#### [What is expected]
Set down, exactly as they stand, the lines from the one containing "Serialize everything readable" through the last line of the records below, leaving every picture out.

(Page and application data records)
*****
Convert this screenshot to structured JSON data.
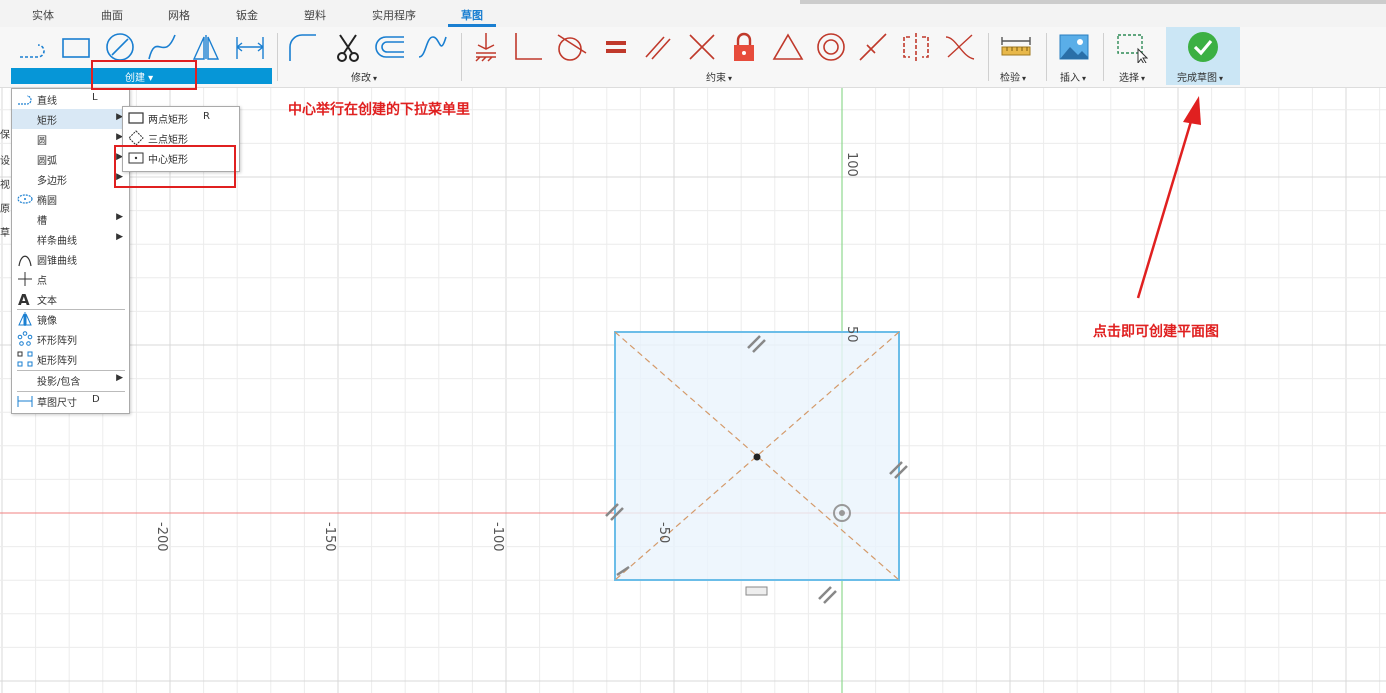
{
  "tabs": [
    {
      "label": "实体",
      "active": false
    },
    {
      "label": "曲面",
      "active": false
    },
    {
      "label": "网格",
      "active": false
    },
    {
      "label": "钣金",
      "active": false
    },
    {
      "label": "塑料",
      "active": false
    },
    {
      "label": "实用程序",
      "active": false
    },
    {
      "label": "草图",
      "active": true
    }
  ],
  "toolbar": {
    "groups": {
      "create": "创建",
      "modify": "修改",
      "constraints": "约束",
      "inspect": "检验",
      "insert": "插入",
      "select": "选择",
      "finish": "完成草图"
    }
  },
  "create_menu": {
    "items": [
      {
        "label": "直线",
        "shortcut": "L",
        "has_submenu": false,
        "icon": "line-icon"
      },
      {
        "label": "矩形",
        "shortcut": "",
        "has_submenu": true,
        "icon": "",
        "highlighted": true
      },
      {
        "label": "圆",
        "shortcut": "",
        "has_submenu": true,
        "icon": ""
      },
      {
        "label": "圆弧",
        "shortcut": "",
        "has_submenu": true,
        "icon": ""
      },
      {
        "label": "多边形",
        "shortcut": "",
        "has_submenu": true,
        "icon": ""
      },
      {
        "label": "椭圆",
        "shortcut": "",
        "has_submenu": false,
        "icon": "ellipse-icon"
      },
      {
        "label": "槽",
        "shortcut": "",
        "has_submenu": true,
        "icon": ""
      },
      {
        "label": "样条曲线",
        "shortcut": "",
        "has_submenu": true,
        "icon": ""
      },
      {
        "label": "圆锥曲线",
        "shortcut": "",
        "has_submenu": false,
        "icon": "conic-curve-icon"
      },
      {
        "label": "点",
        "shortcut": "",
        "has_submenu": false,
        "icon": "point-icon"
      },
      {
        "label": "文本",
        "shortcut": "",
        "has_submenu": false,
        "icon": "text-icon"
      },
      {
        "label": "镜像",
        "shortcut": "",
        "has_submenu": false,
        "icon": "mirror-icon"
      },
      {
        "label": "环形阵列",
        "shortcut": "",
        "has_submenu": false,
        "icon": "circular-pattern-icon"
      },
      {
        "label": "矩形阵列",
        "shortcut": "",
        "has_submenu": false,
        "icon": "rectangular-pattern-icon"
      },
      {
        "label": "投影/包含",
        "shortcut": "",
        "has_submenu": true,
        "icon": ""
      },
      {
        "label": "草图尺寸",
        "shortcut": "D",
        "has_submenu": false,
        "icon": "sketch-dimension-icon"
      }
    ]
  },
  "rect_submenu": {
    "items": [
      {
        "label": "两点矩形",
        "shortcut": "R",
        "icon": "two-point-rectangle-icon"
      },
      {
        "label": "三点矩形",
        "shortcut": "",
        "icon": "three-point-rectangle-icon"
      },
      {
        "label": "中心矩形",
        "shortcut": "",
        "icon": "center-rectangle-icon"
      }
    ]
  },
  "left_strip": [
    "保",
    "设",
    "视",
    "原",
    "草"
  ],
  "annotations": {
    "menu_note": "中心举行在创建的下拉菜单里",
    "finish_note": "点击即可创建平面图"
  },
  "axis_labels": {
    "x": [
      "-200",
      "-150",
      "-100",
      "-50"
    ],
    "y": [
      "100",
      "50"
    ]
  },
  "colors": {
    "accent": "#0696d7",
    "active_tab": "#1a7fd1",
    "annotation_red": "#e02020",
    "sketch_blue": "#6bbde8",
    "construction_orange": "#d49a6a",
    "x_axis": "#f08080",
    "y_axis": "#8fd88f"
  }
}
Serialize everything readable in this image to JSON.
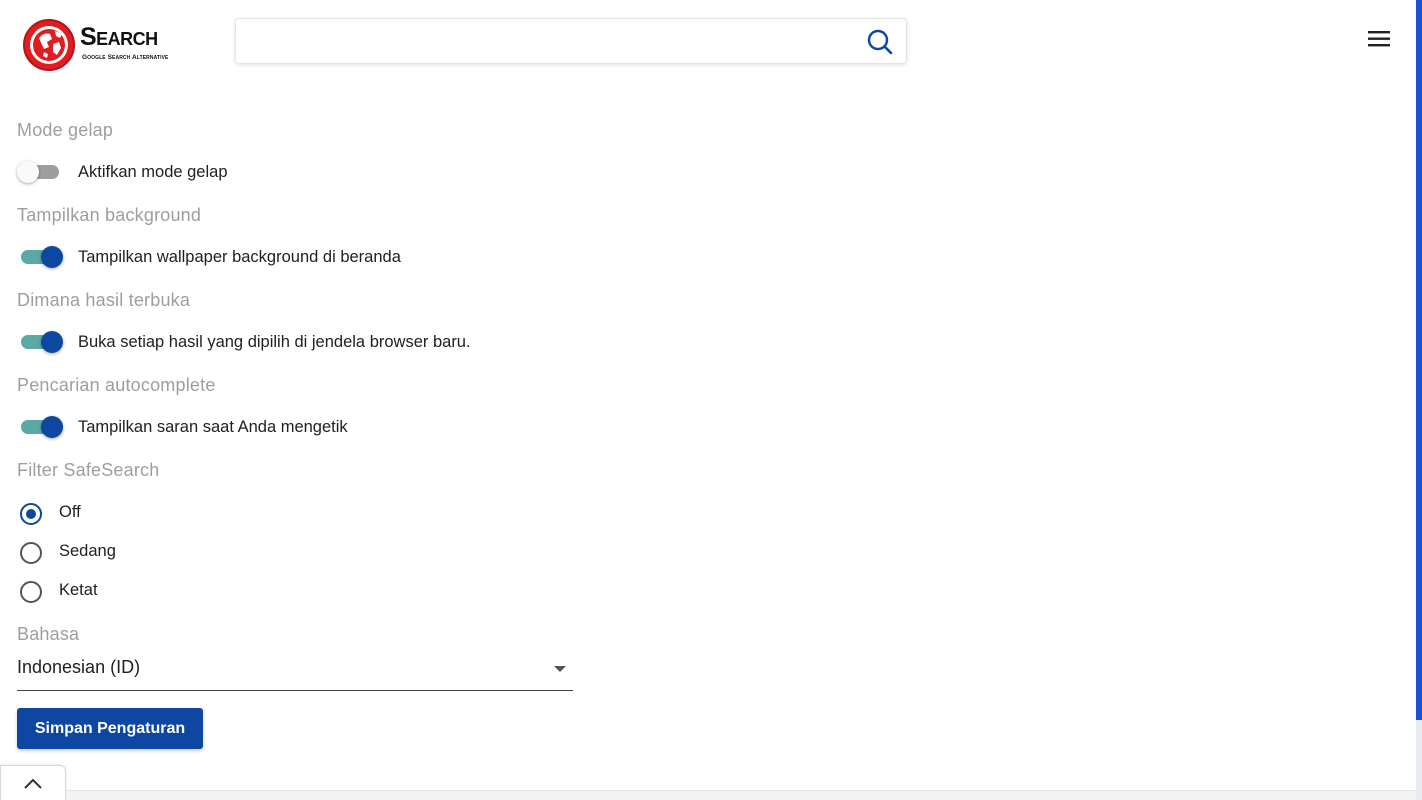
{
  "brand": {
    "name": "Search",
    "tagline": "Google Search Alternative"
  },
  "search": {
    "value": "",
    "placeholder": ""
  },
  "settings": {
    "dark_mode": {
      "title": "Mode gelap",
      "label": "Aktifkan mode gelap",
      "enabled": false
    },
    "background": {
      "title": "Tampilkan background",
      "label": "Tampilkan wallpaper background di beranda",
      "enabled": true
    },
    "results_open": {
      "title": "Dimana hasil terbuka",
      "label": "Buka setiap hasil yang dipilih di jendela browser baru.",
      "enabled": true
    },
    "autocomplete": {
      "title": "Pencarian autocomplete",
      "label": "Tampilkan saran saat Anda mengetik",
      "enabled": true
    },
    "safesearch": {
      "title": "Filter SafeSearch",
      "options": [
        "Off",
        "Sedang",
        "Ketat"
      ],
      "selected": "Off"
    },
    "language": {
      "title": "Bahasa",
      "selected": "Indonesian (ID)"
    }
  },
  "actions": {
    "save_label": "Simpan Pengaturan"
  },
  "colors": {
    "primary": "#0d47a1",
    "toggle_track_on": "#5aa9a7",
    "toggle_track_off": "#9e9e9e",
    "section_title": "#9e9e9e",
    "logo_red": "#e11d22"
  },
  "icons": {
    "search": "search-icon",
    "menu": "hamburger-menu-icon",
    "back_to_top": "chevron-up-icon",
    "logo": "globe-logo-icon"
  }
}
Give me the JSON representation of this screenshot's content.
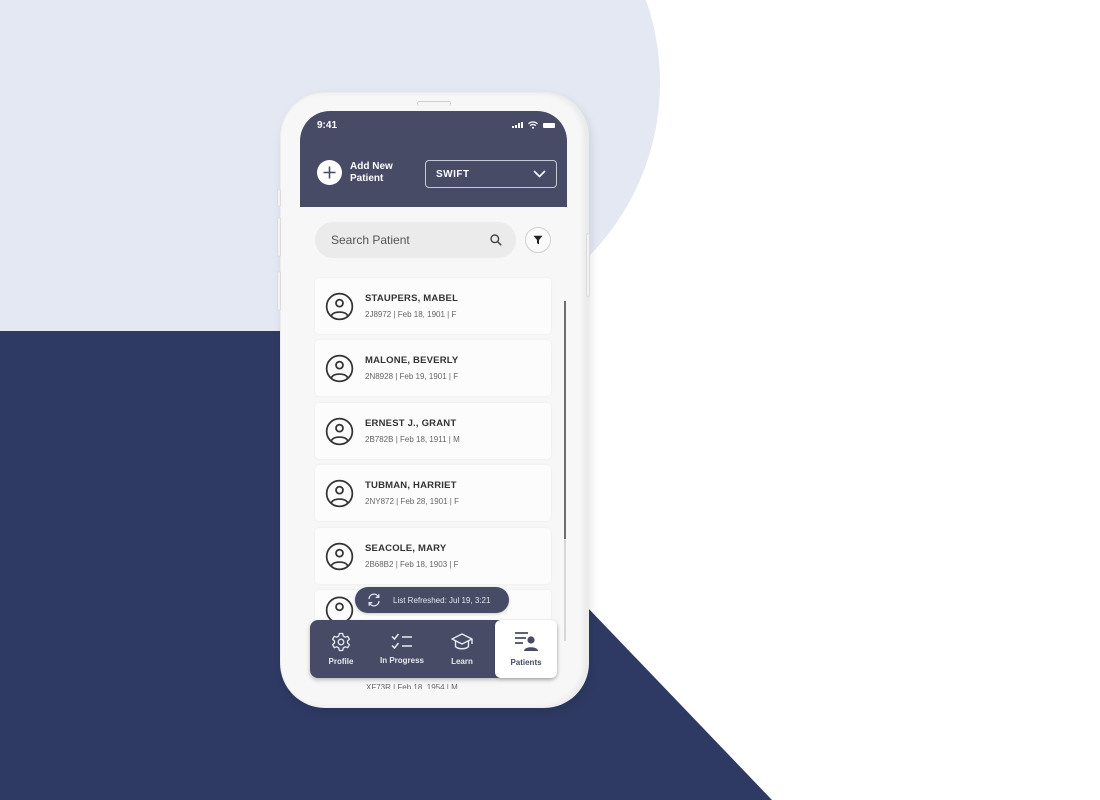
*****
#### [Written response]
Serialize everything readable in this image to JSON.
{
  "brand": {
    "name": "Search",
    "tagline": "Google Search Alternative"
  },
  "search": {
    "value": "",
    "placeholder": ""
  },
  "settings": {
    "dark_mode": {
      "title": "Mode gelap",
      "label": "Aktifkan mode gelap",
      "enabled": false
    },
    "background": {
      "title": "Tampilkan background",
      "label": "Tampilkan wallpaper background di beranda",
      "enabled": true
    },
    "results_open": {
      "title": "Dimana hasil terbuka",
      "label": "Buka setiap hasil yang dipilih di jendela browser baru.",
      "enabled": true
    },
    "autocomplete": {
      "title": "Pencarian autocomplete",
      "label": "Tampilkan saran saat Anda mengetik",
      "enabled": true
    },
    "safesearch": {
      "title": "Filter SafeSearch",
      "options": [
        "Off",
        "Sedang",
        "Ketat"
      ],
      "selected": "Off"
    },
    "language": {
      "title": "Bahasa",
      "selected": "Indonesian (ID)"
    }
  },
  "actions": {
    "save_label": "Simpan Pengaturan"
  },
  "colors": {
    "primary": "#0d47a1",
    "toggle_track_on": "#5aa9a7",
    "toggle_track_off": "#9e9e9e",
    "section_title": "#9e9e9e",
    "logo_red": "#e11d22"
  },
  "icons": {
    "search": "search-icon",
    "menu": "hamburger-menu-icon",
    "back_to_top": "chevron-up-icon",
    "logo": "globe-logo-icon"
  }
}
Give me the JSON representation of this screenshot's content.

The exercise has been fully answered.